- Psychological Interventions: CBT and mindfulness-based cognitive therapy have been found useful in managing both depression and diabetes distress.
Regular physical activity is another crucial part of the treatment plan. Exercise helps reduce depressive symptoms by triggering endorphin release, improving insulin sensitivity, and promoting overall well-being.
Diet also plays a vital role in managing diabetes-related depression. A balanced diet rich in fruits, vegetables, lean proteins, and whole grains can improve blood sugar control while enhancing mood stability.
Lastly, we'd like to stress on patient education as an essential part of any treatment strategy. Being informed about their condition empowers patients to take charge of their health more effectively.
|Pharmacological Treatments||Use of antidepressants such as SSRIs or SNRIs|
|Psychological Interventions||Implementing therapies like CBT or mindfulness-based cognitive therapy|
|Physical Activity||Regular exercise to boost endorphins and improve insulin sensitivity|
|Diet||Balanced diet rich in fruits, vegetables, lean proteins & whole grains|
|Patient Education||Empowering patients through information about their condition|
Remember, it's always important to consult a healthcare provider before starting any new treatment for diabetes-related depression. They can guide you through the process and help tailor a plan that fits best with your lifestyle.
Conclusion: Coping with Diabetes and Depression
Dealing with diabetes and depression together can be challenging. However, there are strategies that we can use to help us cope effectively.
Firstly, it's essential to recognize the signs of depression. These might include feeling down or hopeless, losing interest in activities you once enjoyed, changes in appetite or sleep patterns, and difficulty concentrating. If you notice these symptoms persist for more than two weeks, it's advisable to seek professional help.
Secondly, managing your diabetes is crucial. Regular blood sugar monitoring helps keep us informed about our body's needs. Eating a balanced diet full of fruits, vegetables and lean proteins; getting regular exercise; taking medication as prescribed; and attending medical appointments regularly aids in keeping diabetes under control.
Moreover, incorporating stress management techniques into our routine such as deep breathing exercises or mindfulness meditation can also be beneficial.
Reaching out for social support from trusted friends and family members is another important coping mechanism.
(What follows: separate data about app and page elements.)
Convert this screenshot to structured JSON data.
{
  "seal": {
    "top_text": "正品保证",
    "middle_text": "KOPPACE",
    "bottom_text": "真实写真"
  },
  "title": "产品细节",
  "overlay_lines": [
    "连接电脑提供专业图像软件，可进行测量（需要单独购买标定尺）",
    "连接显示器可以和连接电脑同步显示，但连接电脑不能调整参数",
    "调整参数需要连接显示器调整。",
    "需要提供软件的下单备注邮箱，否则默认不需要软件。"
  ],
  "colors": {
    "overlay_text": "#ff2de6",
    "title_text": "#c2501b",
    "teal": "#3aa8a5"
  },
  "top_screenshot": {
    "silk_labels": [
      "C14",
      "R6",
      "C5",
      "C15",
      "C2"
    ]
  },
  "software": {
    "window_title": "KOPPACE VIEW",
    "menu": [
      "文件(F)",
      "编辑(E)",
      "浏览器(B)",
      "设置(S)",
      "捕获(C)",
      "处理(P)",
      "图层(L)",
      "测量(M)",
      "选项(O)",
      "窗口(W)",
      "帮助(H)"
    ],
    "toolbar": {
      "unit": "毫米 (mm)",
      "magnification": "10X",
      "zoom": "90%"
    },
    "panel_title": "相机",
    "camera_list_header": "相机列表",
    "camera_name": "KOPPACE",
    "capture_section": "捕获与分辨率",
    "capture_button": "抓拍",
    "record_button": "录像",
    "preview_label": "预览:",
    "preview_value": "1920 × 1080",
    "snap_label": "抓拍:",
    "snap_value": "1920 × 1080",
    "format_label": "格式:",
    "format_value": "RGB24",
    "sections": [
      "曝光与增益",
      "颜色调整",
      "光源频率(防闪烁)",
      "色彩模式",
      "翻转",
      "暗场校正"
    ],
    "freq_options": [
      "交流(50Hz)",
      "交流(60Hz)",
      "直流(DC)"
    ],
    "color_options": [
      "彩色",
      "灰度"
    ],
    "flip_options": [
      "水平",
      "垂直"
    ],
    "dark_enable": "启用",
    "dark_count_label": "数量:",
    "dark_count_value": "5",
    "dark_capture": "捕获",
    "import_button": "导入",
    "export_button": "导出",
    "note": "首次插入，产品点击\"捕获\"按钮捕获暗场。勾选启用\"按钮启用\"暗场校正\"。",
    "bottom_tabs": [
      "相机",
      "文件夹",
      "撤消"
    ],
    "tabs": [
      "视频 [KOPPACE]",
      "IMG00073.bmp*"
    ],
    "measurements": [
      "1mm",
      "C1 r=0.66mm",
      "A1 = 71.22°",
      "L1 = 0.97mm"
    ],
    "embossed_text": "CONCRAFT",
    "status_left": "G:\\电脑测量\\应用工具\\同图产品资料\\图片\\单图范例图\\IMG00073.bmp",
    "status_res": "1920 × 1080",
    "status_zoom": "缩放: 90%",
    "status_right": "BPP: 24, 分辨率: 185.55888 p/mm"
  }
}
Sometimes just talking about what we're going through can make a big difference.
Lastly but importantly, never hesitate to seek professional help when necessary - whether from your medical provider or a mental health professional like a psychologist or psychiatrist.
References, Studies and Sources:
More About Circufiber.com and Healthcare disclaimer:
Always consult your physician before beginning any program. This general information is not intended to diagnose any medical condition or to replace your healthcare professional. If you experience any pain or difficulty, stop and consult your healthcare provider. Circufiber.com socks are clinically proven to improve micro-circulation in feet and lower extremities in people with Diabetes.
More Author Information:
Dr. Capozzi is a board-certified foot surgeon through the American Board of Foot and Ankle Surgery. He is a Diplomate of the American Academy of Wound Management and Fellow of the American College of Foot and Ankle Surgeons. He completed a three-year residency program in Foot and Ankle Reconstructive Surgery at St. Francis Hospital & Medical Center in Hartford, CT in 2010. Dr. Capozzi is a board-certified Wound Specialist® granted by the American Academy of Wound Management. He is also board-certified in Foot Surgery through the American Board of Foot and Ankle Surgery.